The closer we get to home, the more dreamlike (and vaporous?) the movie’s spell seems to become. Tomorrow’s the end-of-year Year 11 school barbecue and the boys who’ll be there won’t quite offer the glittering tormented passion of Edward and Jacob, but still. There’s a real moon overhead, not a new moon but a waxing crescent, setting in a thin sliver of lunar promise. It’s not as spectacular as that Hollywood stock footage we’ve just been watching, sure, but if you’re 16 and in love, it’s still something you could conceivably howl at.

Cate Kennedy
Cate Kennedy is the author of Dark Roots and The World Beneath. She writes poetry, short stories and novels, and has written for the New Yorker.

From the front page

Image of former NSW premier Gladys Berejiklian in September. Image © Dan Himbrechts / AAP Images

Gladys for Warringah?

In attempting to take down an independent MP, Morrison is helping pro-integrity candidates across the country

Image of Oscar Isaac as William Tell in The Card Counter. Photograph © Focus Features

Debt burden: Paul Schrader’s ‘The Card Counter’

The acclaimed writer-director indulges his experimental streak in a thriller that inverts the popular conception of the gambling man

Still from ‘No Time To Die’

The Bond market: ‘Dune’ and ‘No Time To Die’

Blockbuster season begins with a middling 007 and a must-see sci-fi epic

Image of Opposition Leader Anthony Albanese during Question Time earlier this week. Image © Mick Tsikas / AAP Images

Go figure

How did Labor end up with an emissions-reduction target of just 43 per cent?

In This Issue

Illustration by Jeff Fisher.


Illustration by Jeff Fisher.

Keith Windschuttle


The girl in the room

The biggest loser

Harry Kakavas and problem gamblers

More in The Nation Reviewed

Illustration by Jeff Fisher

Declaration of independents

The success of Indi MP Helen Haines points to more non-aligned voices in parliament

Illustration by Jeff Fisher

Echidna poo has changed our understanding of human evolution

Citizen science is not only helping echidna conservation, but changing how we think about evolution

Illustration by Jeff Fisher

Suspended from the rock

Rock-climbers at Arapiles/Dyurrite say the parks department has misled traditional owners over climb closures

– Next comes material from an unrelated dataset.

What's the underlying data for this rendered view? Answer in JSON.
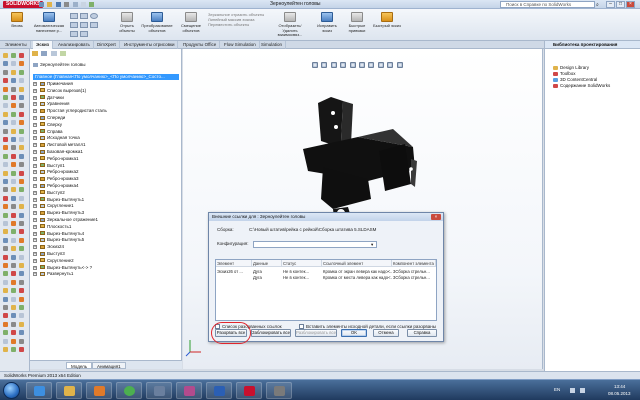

Illustration by Jeff Fisher

Pride of place

Why the Bondi Memorial honouring victims of Sydney’s LGBTIQ hate-crime epidemic matters for victims and their families

Online exclusives

Image of Oscar Isaac as William Tell in The Card Counter. Photograph © Focus Features

Debt burden: Paul Schrader’s ‘The Card Counter’

The acclaimed writer-director indulges his experimental streak in a thriller that inverts the popular conception of the gambling man

Image of The Beatles and Yoko Ono during the ‘Let It Be’ sessions. Image © Apple Records / Disney+

‘Get Back’ is ‘slow TV’ for Beatles nuts

Despite plenty of magical moments, Peter Jackson’s eight-hour epic is the work of a fanatic, and will likely only be watched in full by other fanatics

Image of John Wilson in How To with John Wilson. Image courtesy of HBO / Binge

Candid camera: ‘How To with John Wilson’

Both delightfully droll and genuinely moving, John Wilson’s idiosyncratic documentary series is this month’s streaming standout

Image of Clint Eastwood in Cry Macho. Image © Claire Folger / Warner Bros.

Slow motions: Clint Eastwood’s ‘Cry Macho’

Despite patient filmmaking, the 91-year-old director’s elegiac feature is unable to escape the legend of the man